What the task requires
A precise reproduction of every record below is needed, minus the pictures.

Data for analysis
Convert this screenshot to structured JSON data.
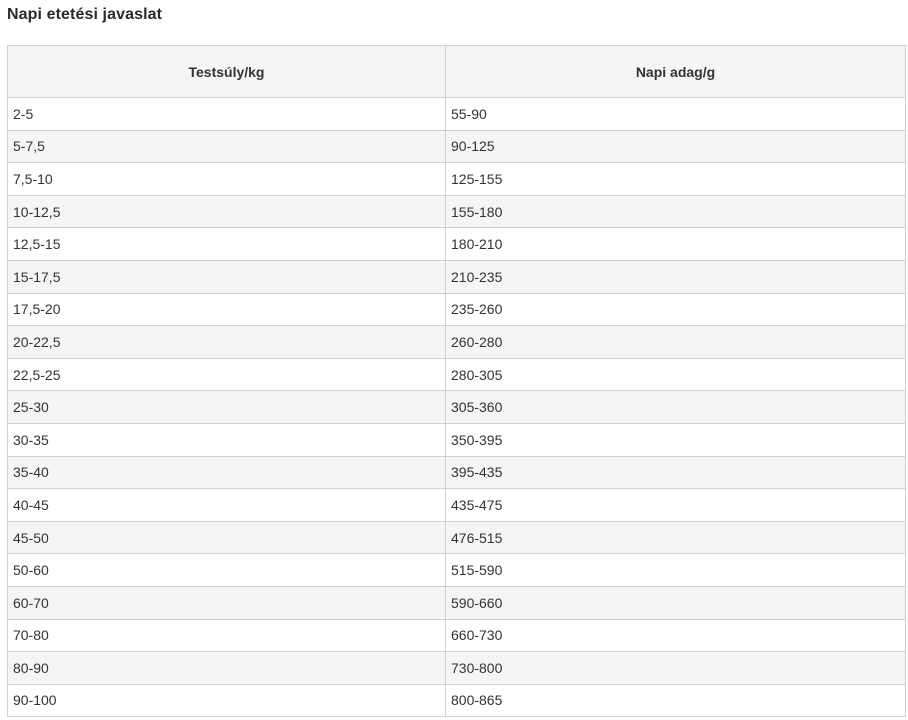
{
  "title": "Napi etetési javaslat",
  "table": {
    "headers": [
      "Testsúly/kg",
      "Napi adag/g"
    ],
    "rows": [
      [
        "2-5",
        "55-90"
      ],
      [
        "5-7,5",
        "90-125"
      ],
      [
        "7,5-10",
        "125-155"
      ],
      [
        "10-12,5",
        "155-180"
      ],
      [
        "12,5-15",
        "180-210"
      ],
      [
        "15-17,5",
        "210-235"
      ],
      [
        "17,5-20",
        "235-260"
      ],
      [
        "20-22,5",
        "260-280"
      ],
      [
        "22,5-25",
        "280-305"
      ],
      [
        "25-30",
        "305-360"
      ],
      [
        "30-35",
        "350-395"
      ],
      [
        "35-40",
        "395-435"
      ],
      [
        "40-45",
        "435-475"
      ],
      [
        "45-50",
        "476-515"
      ],
      [
        "50-60",
        "515-590"
      ],
      [
        "60-70",
        "590-660"
      ],
      [
        "70-80",
        "660-730"
      ],
      [
        "80-90",
        "730-800"
      ],
      [
        "90-100",
        "800-865"
      ]
    ]
  }
}
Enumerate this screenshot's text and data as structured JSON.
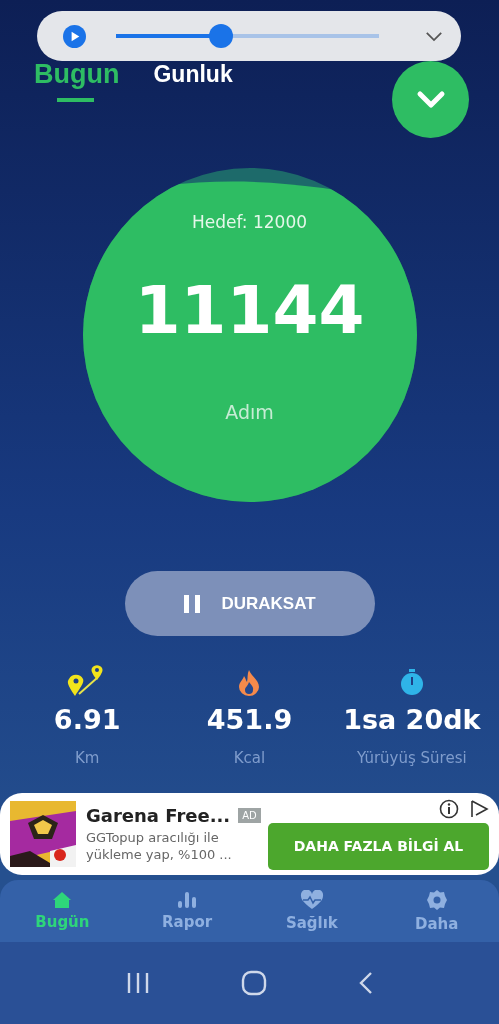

Problem solution
Convert this screenshot to structured JSON data.
{
  "title": "Napi etetési javaslat",
  "table": {
    "headers": [
      "Testsúly/kg",
      "Napi adag/g"
    ],
    "rows": [
      [
        "2-5",
        "55-90"
      ],
      [
        "5-7,5",
        "90-125"
      ],
      [
        "7,5-10",
        "125-155"
      ],
      [
        "10-12,5",
        "155-180"
      ],
      [
        "12,5-15",
        "180-210"
      ],
      [
        "15-17,5",
        "210-235"
      ],
      [
        "17,5-20",
        "235-260"
      ],
      [
        "20-22,5",
        "260-280"
      ],
      [
        "22,5-25",
        "280-305"
      ],
      [
        "25-30",
        "305-360"
      ],
      [
        "30-35",
        "350-395"
      ],
      [
        "35-40",
        "395-435"
      ],
      [
        "40-45",
        "435-475"
      ],
      [
        "45-50",
        "476-515"
      ],
      [
        "50-60",
        "515-590"
      ],
      [
        "60-70",
        "590-660"
      ],
      [
        "70-80",
        "660-730"
      ],
      [
        "80-90",
        "730-800"
      ],
      [
        "90-100",
        "800-865"
      ]
    ]
  }
}
Enumerate this screenshot's text and data as structured JSON.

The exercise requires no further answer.